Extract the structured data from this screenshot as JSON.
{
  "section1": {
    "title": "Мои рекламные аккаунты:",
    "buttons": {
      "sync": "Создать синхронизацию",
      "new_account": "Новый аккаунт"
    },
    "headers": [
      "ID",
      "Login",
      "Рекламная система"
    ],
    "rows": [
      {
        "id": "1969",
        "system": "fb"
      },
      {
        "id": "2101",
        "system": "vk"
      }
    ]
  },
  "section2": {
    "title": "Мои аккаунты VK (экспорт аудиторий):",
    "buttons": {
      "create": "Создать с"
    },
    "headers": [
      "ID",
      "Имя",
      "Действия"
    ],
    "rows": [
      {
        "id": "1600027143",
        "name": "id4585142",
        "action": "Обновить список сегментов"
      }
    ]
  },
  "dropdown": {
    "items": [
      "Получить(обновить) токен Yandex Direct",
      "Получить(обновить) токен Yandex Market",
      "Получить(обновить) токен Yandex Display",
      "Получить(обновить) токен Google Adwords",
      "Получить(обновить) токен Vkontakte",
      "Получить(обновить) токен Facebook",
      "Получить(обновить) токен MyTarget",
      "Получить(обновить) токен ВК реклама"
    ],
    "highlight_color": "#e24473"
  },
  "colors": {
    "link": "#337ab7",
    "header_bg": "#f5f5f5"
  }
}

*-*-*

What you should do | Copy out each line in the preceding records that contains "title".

Response area |
    "title": "Мои рекламные аккаунты:",
    "title": "Мои аккаунты VK (экспорт аудиторий):",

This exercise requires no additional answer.